Enno OsingaApril 19, 2013 at 2:29 pm
The Executive Summit and AGM have always been smaller meetings for the members of TIACA. With an actual attendance of 178 delegates this was in fact I believe the best attended ES so far and it certainly exceeded our targeted number of 150. In fact it was so busy that we had to run some workshops twice to allow everyone to participate.
So I do not share your disappointment on the numbers.
But most importantly I agree with you on the high dynamics of the discussions happening in the various workshops.
Mattijs ten BrinkApril 21, 2013 at 10:17 am
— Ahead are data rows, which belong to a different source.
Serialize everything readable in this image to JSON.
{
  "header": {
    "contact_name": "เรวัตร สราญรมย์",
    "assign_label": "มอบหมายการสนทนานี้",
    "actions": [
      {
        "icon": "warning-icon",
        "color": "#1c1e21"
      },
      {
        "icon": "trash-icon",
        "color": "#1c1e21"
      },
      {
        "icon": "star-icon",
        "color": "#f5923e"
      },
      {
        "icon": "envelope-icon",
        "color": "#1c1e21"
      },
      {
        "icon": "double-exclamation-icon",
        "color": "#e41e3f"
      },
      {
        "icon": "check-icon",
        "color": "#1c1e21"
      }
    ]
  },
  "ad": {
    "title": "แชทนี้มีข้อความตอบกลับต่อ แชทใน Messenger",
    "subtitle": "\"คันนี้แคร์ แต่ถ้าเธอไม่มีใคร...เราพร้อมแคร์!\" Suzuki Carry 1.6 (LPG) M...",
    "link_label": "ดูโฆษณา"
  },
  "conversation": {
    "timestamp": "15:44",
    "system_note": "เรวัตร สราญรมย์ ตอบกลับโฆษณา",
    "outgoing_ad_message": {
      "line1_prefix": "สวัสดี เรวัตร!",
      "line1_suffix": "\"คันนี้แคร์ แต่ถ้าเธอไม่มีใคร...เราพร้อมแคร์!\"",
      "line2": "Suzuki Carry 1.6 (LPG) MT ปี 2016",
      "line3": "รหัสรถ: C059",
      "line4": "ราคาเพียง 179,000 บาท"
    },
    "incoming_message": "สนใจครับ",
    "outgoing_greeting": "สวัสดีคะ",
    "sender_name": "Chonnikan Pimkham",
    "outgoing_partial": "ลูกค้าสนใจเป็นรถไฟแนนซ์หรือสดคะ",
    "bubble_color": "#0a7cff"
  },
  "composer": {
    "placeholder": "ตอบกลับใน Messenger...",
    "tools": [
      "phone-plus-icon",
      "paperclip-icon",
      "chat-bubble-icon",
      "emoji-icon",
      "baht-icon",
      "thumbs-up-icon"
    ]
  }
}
As chairman of the C2K board I am all for it to investigate the simplification of and the cooperation between the various interest groups within our industry. Given the dynamics and the scarce resources of all of us focus is important. As C2K we are in the middle of a project to redefine our purpose, value proposition, business model and organizational set up. Above discussions perfectly fit within the scope of this project. However, to set C2K aside as just being about messaging does not reflect all that we deliver to our members. A brand new MOP, fully aligned with the latest e- and security challenges, objective standards and benchmarking are only a few of the things we bring. Also in future this will require dedication and specialized knowledge, even if we would fold ourselves under a bigger umbrella like e.g. TIACA.